- [What is needed]: Give all of the records again. Match them exactly.

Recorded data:
---+---

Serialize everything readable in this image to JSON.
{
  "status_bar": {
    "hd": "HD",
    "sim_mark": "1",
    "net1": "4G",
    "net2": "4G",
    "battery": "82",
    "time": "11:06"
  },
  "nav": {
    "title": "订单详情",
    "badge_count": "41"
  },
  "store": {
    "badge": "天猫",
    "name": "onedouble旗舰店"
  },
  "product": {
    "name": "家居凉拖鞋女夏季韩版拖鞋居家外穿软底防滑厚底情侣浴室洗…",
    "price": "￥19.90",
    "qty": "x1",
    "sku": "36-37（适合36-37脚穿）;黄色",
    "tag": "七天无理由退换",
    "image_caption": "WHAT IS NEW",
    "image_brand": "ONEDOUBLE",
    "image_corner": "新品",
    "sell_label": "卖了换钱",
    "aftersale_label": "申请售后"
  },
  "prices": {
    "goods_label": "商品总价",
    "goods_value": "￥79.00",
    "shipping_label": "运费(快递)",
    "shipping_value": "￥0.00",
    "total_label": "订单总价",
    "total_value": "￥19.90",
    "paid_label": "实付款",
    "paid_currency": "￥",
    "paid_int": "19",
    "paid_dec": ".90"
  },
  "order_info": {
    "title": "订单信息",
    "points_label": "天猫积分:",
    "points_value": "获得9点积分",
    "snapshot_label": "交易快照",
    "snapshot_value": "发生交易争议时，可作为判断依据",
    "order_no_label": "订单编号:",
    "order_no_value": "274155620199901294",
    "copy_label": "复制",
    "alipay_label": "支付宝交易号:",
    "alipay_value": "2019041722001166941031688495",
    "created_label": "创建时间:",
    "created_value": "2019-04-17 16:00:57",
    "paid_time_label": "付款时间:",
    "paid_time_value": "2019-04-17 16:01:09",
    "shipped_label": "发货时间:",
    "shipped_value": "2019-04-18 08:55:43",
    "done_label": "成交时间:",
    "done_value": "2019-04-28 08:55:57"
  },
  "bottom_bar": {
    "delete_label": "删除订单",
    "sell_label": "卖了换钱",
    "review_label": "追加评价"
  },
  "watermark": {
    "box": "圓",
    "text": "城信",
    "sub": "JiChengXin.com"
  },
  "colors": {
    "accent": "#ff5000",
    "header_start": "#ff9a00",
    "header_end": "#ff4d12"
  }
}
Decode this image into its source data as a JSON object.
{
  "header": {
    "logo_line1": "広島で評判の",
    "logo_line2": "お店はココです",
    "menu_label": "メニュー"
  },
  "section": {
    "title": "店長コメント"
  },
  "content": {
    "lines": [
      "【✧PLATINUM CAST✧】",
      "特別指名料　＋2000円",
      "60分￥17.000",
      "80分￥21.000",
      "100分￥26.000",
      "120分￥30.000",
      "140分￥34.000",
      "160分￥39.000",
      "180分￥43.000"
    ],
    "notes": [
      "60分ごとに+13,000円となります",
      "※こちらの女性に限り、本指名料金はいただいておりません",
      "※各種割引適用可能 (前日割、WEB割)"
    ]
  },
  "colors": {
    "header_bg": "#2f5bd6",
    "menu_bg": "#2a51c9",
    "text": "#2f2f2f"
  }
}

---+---

- [Output of the exercise]:
Serialize everything readable in this image to JSON.
{
  "status_bar": {
    "hd": "HD",
    "sim_mark": "1",
    "net1": "4G",
    "net2": "4G",
    "battery": "82",
    "time": "11:06"
  },
  "nav": {
    "title": "订单详情",
    "badge_count": "41"
  },
  "store": {
    "badge": "天猫",
    "name": "onedouble旗舰店"
  },
  "product": {
    "name": "家居凉拖鞋女夏季韩版拖鞋居家外穿软底防滑厚底情侣浴室洗…",
    "price": "￥19.90",
    "qty": "x1",
    "sku": "36-37（适合36-37脚穿）;黄色",
    "tag": "七天无理由退换",
    "image_caption": "WHAT IS NEW",
    "image_brand": "ONEDOUBLE",
    "image_corner": "新品",
    "sell_label": "卖了换钱",
    "aftersale_label": "申请售后"
  },
  "prices": {
    "goods_label": "商品总价",
    "goods_value": "￥79.00",
    "shipping_label": "运费(快递)",
    "shipping_value": "￥0.00",
    "total_label": "订单总价",
    "total_value": "￥19.90",
    "paid_label": "实付款",
    "paid_currency": "￥",
    "paid_int": "19",
    "paid_dec": ".90"
  },
  "order_info": {
    "title": "订单信息",
    "points_label": "天猫积分:",
    "points_value": "获得9点积分",
    "snapshot_label": "交易快照",
    "snapshot_value": "发生交易争议时，可作为判断依据",
    "order_no_label": "订单编号:",
    "order_no_value": "274155620199901294",
    "copy_label": "复制",
    "alipay_label": "支付宝交易号:",
    "alipay_value": "2019041722001166941031688495",
    "created_label": "创建时间:",
    "created_value": "2019-04-17 16:00:57",
    "paid_time_label": "付款时间:",
    "paid_time_value": "2019-04-17 16:01:09",
    "shipped_label": "发货时间:",
    "shipped_value": "2019-04-18 08:55:43",
    "done_label": "成交时间:",
    "done_value": "2019-04-28 08:55:57"
  },
  "bottom_bar": {
    "delete_label": "删除订单",
    "sell_label": "卖了换钱",
    "review_label": "追加评价"
  },
  "watermark": {
    "box": "圓",
    "text": "城信",
    "sub": "JiChengXin.com"
  },
  "colors": {
    "accent": "#ff5000",
    "header_start": "#ff9a00",
    "header_end": "#ff4d12"
  }
}
Decode this image into its source data as a JSON object.
{
  "header": {
    "logo_line1": "広島で評判の",
    "logo_line2": "お店はココです",
    "menu_label": "メニュー"
  },
  "section": {
    "title": "店長コメント"
  },
  "content": {
    "lines": [
      "【✧PLATINUM CAST✧】",
      "特別指名料　＋2000円",
      "60分￥17.000",
      "80分￥21.000",
      "100分￥26.000",
      "120分￥30.000",
      "140分￥34.000",
      "160分￥39.000",
      "180分￥43.000"
    ],
    "notes": [
      "60分ごとに+13,000円となります",
      "※こちらの女性に限り、本指名料金はいただいておりません",
      "※各種割引適用可能 (前日割、WEB割)"
    ]
  },
  "colors": {
    "header_bg": "#2f5bd6",
    "menu_bg": "#2a51c9",
    "text": "#2f2f2f"
  }
}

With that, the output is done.